=== THE TASK ===
Your job is to report every line of the entries that has "React".

(Web page and app entries)
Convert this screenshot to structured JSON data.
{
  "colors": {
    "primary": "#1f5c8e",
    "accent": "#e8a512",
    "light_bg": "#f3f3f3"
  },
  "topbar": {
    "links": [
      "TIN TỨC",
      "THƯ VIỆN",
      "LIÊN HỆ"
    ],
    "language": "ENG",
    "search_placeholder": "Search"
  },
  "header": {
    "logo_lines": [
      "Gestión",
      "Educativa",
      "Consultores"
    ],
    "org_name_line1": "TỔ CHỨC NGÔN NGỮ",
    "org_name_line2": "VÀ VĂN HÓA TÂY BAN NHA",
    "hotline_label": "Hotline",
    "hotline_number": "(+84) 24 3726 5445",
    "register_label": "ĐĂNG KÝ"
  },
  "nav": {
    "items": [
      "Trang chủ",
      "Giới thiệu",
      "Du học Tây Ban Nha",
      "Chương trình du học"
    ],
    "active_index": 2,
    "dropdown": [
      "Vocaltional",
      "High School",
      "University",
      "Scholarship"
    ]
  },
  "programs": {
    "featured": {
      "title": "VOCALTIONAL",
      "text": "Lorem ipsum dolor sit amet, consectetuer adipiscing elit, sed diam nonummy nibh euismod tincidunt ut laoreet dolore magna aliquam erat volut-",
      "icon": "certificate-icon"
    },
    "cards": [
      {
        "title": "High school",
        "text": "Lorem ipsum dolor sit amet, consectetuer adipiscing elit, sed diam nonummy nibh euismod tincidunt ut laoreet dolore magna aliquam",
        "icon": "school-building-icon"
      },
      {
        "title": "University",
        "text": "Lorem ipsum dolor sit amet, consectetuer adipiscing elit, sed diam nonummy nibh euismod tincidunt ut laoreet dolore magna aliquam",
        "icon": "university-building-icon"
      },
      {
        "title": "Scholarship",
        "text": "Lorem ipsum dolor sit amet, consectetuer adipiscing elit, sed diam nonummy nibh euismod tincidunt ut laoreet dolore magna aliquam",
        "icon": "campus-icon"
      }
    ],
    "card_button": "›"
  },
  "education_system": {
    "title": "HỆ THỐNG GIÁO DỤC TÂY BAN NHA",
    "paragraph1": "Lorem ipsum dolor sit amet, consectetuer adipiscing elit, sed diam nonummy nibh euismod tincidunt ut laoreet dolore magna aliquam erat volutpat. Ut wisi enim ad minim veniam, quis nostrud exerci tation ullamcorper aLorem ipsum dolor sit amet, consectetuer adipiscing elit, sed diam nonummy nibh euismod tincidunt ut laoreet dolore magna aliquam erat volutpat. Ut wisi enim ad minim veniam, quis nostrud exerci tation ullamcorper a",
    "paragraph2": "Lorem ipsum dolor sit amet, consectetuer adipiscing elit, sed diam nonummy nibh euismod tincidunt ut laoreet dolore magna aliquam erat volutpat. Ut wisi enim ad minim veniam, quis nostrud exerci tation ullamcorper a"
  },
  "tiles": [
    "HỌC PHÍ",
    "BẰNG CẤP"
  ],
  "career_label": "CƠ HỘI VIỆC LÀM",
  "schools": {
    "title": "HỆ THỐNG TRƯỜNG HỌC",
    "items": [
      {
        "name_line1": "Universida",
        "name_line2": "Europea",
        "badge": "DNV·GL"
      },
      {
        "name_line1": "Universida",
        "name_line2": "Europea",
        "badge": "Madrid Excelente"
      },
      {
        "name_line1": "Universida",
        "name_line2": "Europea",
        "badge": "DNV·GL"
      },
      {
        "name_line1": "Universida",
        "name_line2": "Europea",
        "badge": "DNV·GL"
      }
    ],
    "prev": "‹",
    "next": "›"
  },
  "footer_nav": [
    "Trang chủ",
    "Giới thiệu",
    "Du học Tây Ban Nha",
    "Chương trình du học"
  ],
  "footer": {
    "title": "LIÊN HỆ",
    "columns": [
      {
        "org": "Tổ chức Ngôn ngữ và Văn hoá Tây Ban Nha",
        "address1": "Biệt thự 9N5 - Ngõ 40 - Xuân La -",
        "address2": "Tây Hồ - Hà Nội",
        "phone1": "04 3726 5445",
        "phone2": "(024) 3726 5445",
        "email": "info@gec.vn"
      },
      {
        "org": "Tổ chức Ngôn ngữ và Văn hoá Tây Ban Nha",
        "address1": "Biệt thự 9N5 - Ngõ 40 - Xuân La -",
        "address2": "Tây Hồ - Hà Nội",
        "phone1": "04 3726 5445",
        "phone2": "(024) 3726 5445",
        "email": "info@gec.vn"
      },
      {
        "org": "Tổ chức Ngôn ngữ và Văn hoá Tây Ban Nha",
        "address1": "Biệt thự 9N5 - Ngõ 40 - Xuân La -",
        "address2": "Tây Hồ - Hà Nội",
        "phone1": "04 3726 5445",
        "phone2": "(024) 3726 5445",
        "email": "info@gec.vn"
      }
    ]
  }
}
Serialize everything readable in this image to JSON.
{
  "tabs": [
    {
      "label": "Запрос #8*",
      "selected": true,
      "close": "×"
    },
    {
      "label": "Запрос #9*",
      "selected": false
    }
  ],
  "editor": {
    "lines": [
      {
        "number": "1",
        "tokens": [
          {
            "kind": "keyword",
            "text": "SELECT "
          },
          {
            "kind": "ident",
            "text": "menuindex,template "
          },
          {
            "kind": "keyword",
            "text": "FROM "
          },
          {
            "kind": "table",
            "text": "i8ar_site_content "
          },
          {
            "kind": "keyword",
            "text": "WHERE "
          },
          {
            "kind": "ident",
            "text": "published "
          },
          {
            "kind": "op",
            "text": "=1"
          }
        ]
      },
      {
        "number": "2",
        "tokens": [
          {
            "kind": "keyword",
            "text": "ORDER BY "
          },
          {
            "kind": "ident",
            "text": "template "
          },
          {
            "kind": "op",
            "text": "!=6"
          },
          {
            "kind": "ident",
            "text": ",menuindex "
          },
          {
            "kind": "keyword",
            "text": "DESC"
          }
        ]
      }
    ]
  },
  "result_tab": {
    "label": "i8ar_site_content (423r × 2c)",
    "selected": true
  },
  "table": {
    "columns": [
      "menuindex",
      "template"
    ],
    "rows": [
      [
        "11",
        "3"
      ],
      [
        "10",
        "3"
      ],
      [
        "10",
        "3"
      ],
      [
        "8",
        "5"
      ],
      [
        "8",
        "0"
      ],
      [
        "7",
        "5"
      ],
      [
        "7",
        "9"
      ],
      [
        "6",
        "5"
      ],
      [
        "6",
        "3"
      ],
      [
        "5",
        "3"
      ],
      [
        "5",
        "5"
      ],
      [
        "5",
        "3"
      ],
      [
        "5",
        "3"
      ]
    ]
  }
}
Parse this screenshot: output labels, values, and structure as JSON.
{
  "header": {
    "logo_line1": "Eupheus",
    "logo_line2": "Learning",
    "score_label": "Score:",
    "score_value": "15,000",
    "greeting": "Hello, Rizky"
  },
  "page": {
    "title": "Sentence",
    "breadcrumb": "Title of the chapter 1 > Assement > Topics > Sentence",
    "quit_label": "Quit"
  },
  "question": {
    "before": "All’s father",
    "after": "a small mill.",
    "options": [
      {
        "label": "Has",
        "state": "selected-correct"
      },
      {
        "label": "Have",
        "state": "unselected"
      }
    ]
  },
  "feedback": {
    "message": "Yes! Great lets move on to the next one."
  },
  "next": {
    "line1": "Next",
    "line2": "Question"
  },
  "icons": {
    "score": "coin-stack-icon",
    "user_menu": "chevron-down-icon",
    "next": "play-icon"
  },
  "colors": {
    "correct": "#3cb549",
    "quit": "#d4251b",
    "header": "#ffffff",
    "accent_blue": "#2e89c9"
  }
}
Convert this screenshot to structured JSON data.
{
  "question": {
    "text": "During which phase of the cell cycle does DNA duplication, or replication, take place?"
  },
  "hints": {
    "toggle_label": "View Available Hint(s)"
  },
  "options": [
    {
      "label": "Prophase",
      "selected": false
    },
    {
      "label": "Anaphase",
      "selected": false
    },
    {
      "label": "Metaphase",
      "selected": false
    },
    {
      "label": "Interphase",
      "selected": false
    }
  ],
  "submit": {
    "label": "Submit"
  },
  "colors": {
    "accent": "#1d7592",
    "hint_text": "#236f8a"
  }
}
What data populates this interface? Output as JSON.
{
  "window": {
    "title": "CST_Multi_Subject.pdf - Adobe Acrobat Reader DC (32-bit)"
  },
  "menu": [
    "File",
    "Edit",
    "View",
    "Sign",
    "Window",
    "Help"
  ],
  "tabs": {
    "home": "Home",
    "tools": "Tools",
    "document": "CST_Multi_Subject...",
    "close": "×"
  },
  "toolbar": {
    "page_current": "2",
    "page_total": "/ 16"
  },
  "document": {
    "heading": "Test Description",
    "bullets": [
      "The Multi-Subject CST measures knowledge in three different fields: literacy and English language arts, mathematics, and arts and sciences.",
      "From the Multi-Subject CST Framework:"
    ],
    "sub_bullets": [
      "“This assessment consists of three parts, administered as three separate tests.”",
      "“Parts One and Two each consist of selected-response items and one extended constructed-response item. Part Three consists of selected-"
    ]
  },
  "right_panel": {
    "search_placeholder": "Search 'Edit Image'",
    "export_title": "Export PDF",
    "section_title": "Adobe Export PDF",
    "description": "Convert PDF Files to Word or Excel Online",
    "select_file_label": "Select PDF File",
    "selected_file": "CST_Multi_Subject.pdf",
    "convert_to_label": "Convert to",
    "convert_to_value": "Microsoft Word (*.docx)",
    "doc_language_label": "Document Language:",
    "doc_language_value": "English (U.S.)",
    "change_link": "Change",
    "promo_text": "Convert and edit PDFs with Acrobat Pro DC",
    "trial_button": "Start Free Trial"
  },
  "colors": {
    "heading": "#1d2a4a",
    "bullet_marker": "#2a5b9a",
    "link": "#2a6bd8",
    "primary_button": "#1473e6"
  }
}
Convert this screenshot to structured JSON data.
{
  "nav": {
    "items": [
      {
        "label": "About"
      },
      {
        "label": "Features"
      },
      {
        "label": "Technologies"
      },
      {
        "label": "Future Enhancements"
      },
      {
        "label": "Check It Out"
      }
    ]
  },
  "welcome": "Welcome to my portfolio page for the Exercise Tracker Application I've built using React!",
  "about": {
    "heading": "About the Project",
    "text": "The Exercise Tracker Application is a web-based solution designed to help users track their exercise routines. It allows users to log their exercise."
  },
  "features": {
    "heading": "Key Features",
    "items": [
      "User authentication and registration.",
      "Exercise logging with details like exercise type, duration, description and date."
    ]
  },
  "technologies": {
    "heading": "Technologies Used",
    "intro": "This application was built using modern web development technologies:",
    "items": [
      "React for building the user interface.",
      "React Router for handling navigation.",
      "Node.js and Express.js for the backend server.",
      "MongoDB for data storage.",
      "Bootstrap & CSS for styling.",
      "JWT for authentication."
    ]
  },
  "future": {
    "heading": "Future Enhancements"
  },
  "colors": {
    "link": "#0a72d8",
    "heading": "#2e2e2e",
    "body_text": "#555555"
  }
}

=== ANSWER FOR THE TASK ===
  "welcome": "Welcome to my portfolio page for the Exercise Tracker Application I've built using React!",
      "React for building the user interface.",
      "React Router for handling navigation.",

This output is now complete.